*Extracted entries*:
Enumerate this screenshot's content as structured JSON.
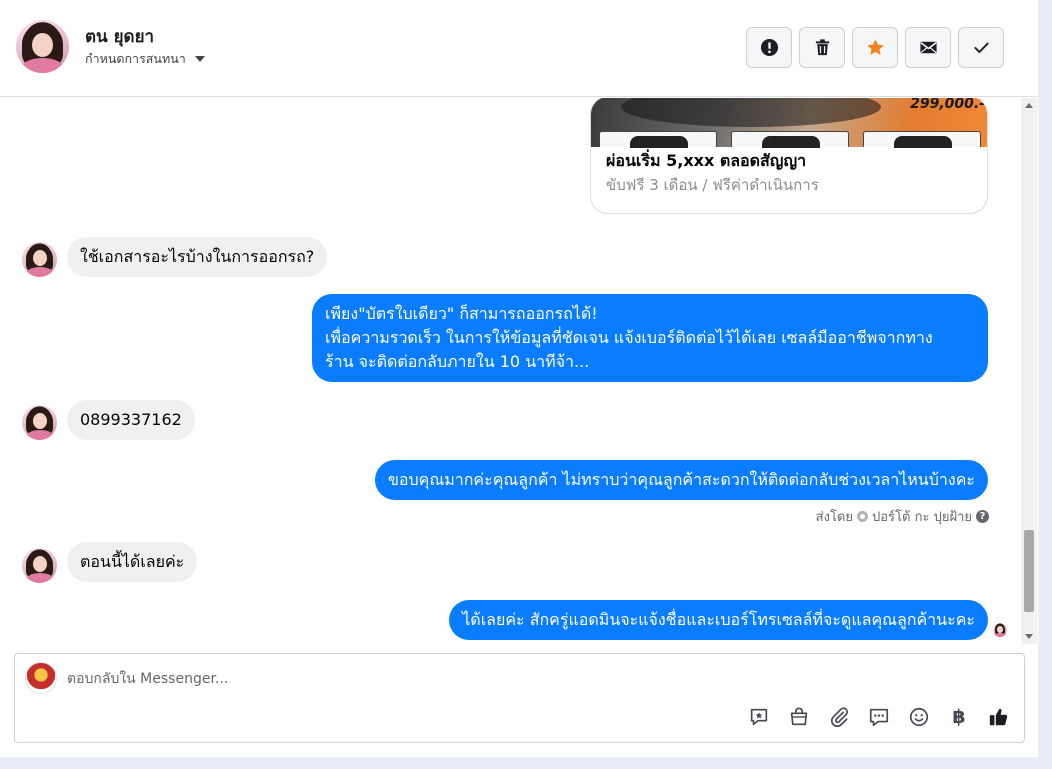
{
  "header": {
    "contact_name": "ตน ยุดยา",
    "assign_label": "กำหนดการสนทนา",
    "toolbar": [
      {
        "icon": "alert-icon",
        "name": "mark-spam-button"
      },
      {
        "icon": "trash-icon",
        "name": "delete-button"
      },
      {
        "icon": "star-icon",
        "name": "star-button"
      },
      {
        "icon": "mail-icon",
        "name": "mark-unread-button"
      },
      {
        "icon": "check-icon",
        "name": "mark-done-button"
      }
    ]
  },
  "card": {
    "price": "299,000.-",
    "title": "ผ่อนเริ่ม 5,xxx ตลอดสัญญา",
    "description": "ขับฟรี 3 เดือน / ฟรีค่าดำเนินการ"
  },
  "messages": [
    {
      "direction": "in",
      "text": "ใช้เอกสารอะไรบ้างในการออกรถ?"
    },
    {
      "direction": "out",
      "text": "เพียง\"บัตรใบเดียว\" ก็สามารถออกรถได้!\nเพื่อความรวดเร็ว ในการให้ข้อมูลที่ชัดเจน แจ้งเบอร์ติดต่อไว้ได้เลย เซลล์มืออาชีพจากทาง\nร้าน จะติดต่อกลับภายใน 10 นาทีจ้า..."
    },
    {
      "direction": "in",
      "text": "0899337162"
    },
    {
      "direction": "out",
      "text": "ขอบคุณมากค่ะคุณลูกค้า ไม่ทราบว่าคุณลูกค้าสะดวกให้ติดต่อกลับช่วงเวลาไหนบ้างคะ"
    },
    {
      "direction": "in",
      "text": "ตอนนี้ได้เลยค่ะ"
    },
    {
      "direction": "out",
      "text": "ได้เลยค่ะ สักครู่แอดมินจะแจ้งชื่อและเบอร์โทรเซลล์ที่จะดูแลคุณลูกค้านะคะ"
    }
  ],
  "sent_by": {
    "prefix": "ส่งโดย",
    "name": "ปอร์โต้ กะ ปุยฝ้าย"
  },
  "composer": {
    "placeholder": "ตอบกลับใน Messenger...",
    "currency_symbol": "฿",
    "tools": [
      "saved-reply-icon",
      "shop-bag-icon",
      "attachment-icon",
      "chat-bubble-icon",
      "emoji-icon",
      "baht-icon",
      "like-icon"
    ]
  },
  "colors": {
    "outgoing_bubble": "#0a7cff",
    "incoming_bubble": "#f0f0f0",
    "star": "#f58220"
  }
}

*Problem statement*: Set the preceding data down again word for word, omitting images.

*Exercise solution*:
Enumerate this screenshot's content as structured JSON.
{
  "header": {
    "contact_name": "ตน ยุดยา",
    "assign_label": "กำหนดการสนทนา",
    "toolbar": [
      {
        "icon": "alert-icon",
        "name": "mark-spam-button"
      },
      {
        "icon": "trash-icon",
        "name": "delete-button"
      },
      {
        "icon": "star-icon",
        "name": "star-button"
      },
      {
        "icon": "mail-icon",
        "name": "mark-unread-button"
      },
      {
        "icon": "check-icon",
        "name": "mark-done-button"
      }
    ]
  },
  "card": {
    "price": "299,000.-",
    "title": "ผ่อนเริ่ม 5,xxx ตลอดสัญญา",
    "description": "ขับฟรี 3 เดือน / ฟรีค่าดำเนินการ"
  },
  "messages": [
    {
      "direction": "in",
      "text": "ใช้เอกสารอะไรบ้างในการออกรถ?"
    },
    {
      "direction": "out",
      "text": "เพียง\"บัตรใบเดียว\" ก็สามารถออกรถได้!\nเพื่อความรวดเร็ว ในการให้ข้อมูลที่ชัดเจน แจ้งเบอร์ติดต่อไว้ได้เลย เซลล์มืออาชีพจากทาง\nร้าน จะติดต่อกลับภายใน 10 นาทีจ้า..."
    },
    {
      "direction": "in",
      "text": "0899337162"
    },
    {
      "direction": "out",
      "text": "ขอบคุณมากค่ะคุณลูกค้า ไม่ทราบว่าคุณลูกค้าสะดวกให้ติดต่อกลับช่วงเวลาไหนบ้างคะ"
    },
    {
      "direction": "in",
      "text": "ตอนนี้ได้เลยค่ะ"
    },
    {
      "direction": "out",
      "text": "ได้เลยค่ะ สักครู่แอดมินจะแจ้งชื่อและเบอร์โทรเซลล์ที่จะดูแลคุณลูกค้านะคะ"
    }
  ],
  "sent_by": {
    "prefix": "ส่งโดย",
    "name": "ปอร์โต้ กะ ปุยฝ้าย"
  },
  "composer": {
    "placeholder": "ตอบกลับใน Messenger...",
    "currency_symbol": "฿",
    "tools": [
      "saved-reply-icon",
      "shop-bag-icon",
      "attachment-icon",
      "chat-bubble-icon",
      "emoji-icon",
      "baht-icon",
      "like-icon"
    ]
  },
  "colors": {
    "outgoing_bubble": "#0a7cff",
    "incoming_bubble": "#f0f0f0",
    "star": "#f58220"
  }
}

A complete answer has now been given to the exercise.